Data shown ::
· · · · · · ·

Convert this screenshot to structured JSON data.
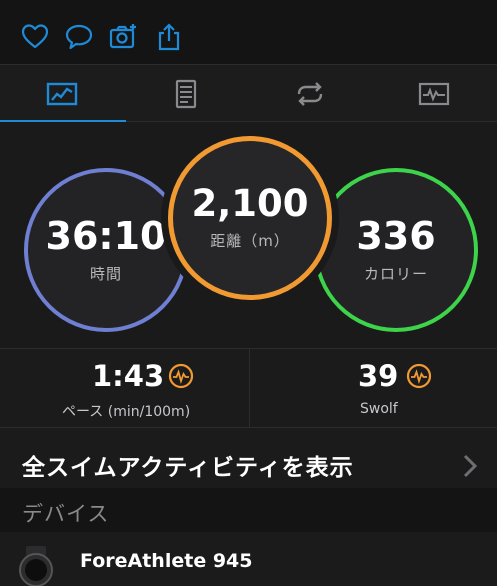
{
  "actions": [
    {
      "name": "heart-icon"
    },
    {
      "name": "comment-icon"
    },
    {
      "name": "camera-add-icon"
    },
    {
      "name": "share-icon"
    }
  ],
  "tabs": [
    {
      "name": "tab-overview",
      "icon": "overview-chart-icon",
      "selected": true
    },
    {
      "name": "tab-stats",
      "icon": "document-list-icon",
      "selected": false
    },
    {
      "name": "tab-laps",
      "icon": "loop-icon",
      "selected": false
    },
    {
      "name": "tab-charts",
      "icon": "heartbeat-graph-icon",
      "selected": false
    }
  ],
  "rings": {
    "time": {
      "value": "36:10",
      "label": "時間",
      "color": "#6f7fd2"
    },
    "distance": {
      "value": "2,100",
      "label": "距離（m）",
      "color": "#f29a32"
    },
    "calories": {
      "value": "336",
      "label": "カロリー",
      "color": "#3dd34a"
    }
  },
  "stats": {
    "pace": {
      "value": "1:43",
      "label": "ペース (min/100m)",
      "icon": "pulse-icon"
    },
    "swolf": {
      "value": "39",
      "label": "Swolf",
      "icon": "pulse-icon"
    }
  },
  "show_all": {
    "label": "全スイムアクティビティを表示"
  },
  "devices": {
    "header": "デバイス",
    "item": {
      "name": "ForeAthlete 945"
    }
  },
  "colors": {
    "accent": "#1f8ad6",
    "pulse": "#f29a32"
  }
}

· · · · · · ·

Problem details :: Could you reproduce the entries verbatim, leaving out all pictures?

Answer space ::
Convert this screenshot to structured JSON data.
{
  "actions": [
    {
      "name": "heart-icon"
    },
    {
      "name": "comment-icon"
    },
    {
      "name": "camera-add-icon"
    },
    {
      "name": "share-icon"
    }
  ],
  "tabs": [
    {
      "name": "tab-overview",
      "icon": "overview-chart-icon",
      "selected": true
    },
    {
      "name": "tab-stats",
      "icon": "document-list-icon",
      "selected": false
    },
    {
      "name": "tab-laps",
      "icon": "loop-icon",
      "selected": false
    },
    {
      "name": "tab-charts",
      "icon": "heartbeat-graph-icon",
      "selected": false
    }
  ],
  "rings": {
    "time": {
      "value": "36:10",
      "label": "時間",
      "color": "#6f7fd2"
    },
    "distance": {
      "value": "2,100",
      "label": "距離（m）",
      "color": "#f29a32"
    },
    "calories": {
      "value": "336",
      "label": "カロリー",
      "color": "#3dd34a"
    }
  },
  "stats": {
    "pace": {
      "value": "1:43",
      "label": "ペース (min/100m)",
      "icon": "pulse-icon"
    },
    "swolf": {
      "value": "39",
      "label": "Swolf",
      "icon": "pulse-icon"
    }
  },
  "show_all": {
    "label": "全スイムアクティビティを表示"
  },
  "devices": {
    "header": "デバイス",
    "item": {
      "name": "ForeAthlete 945"
    }
  },
  "colors": {
    "accent": "#1f8ad6",
    "pulse": "#f29a32"
  }
}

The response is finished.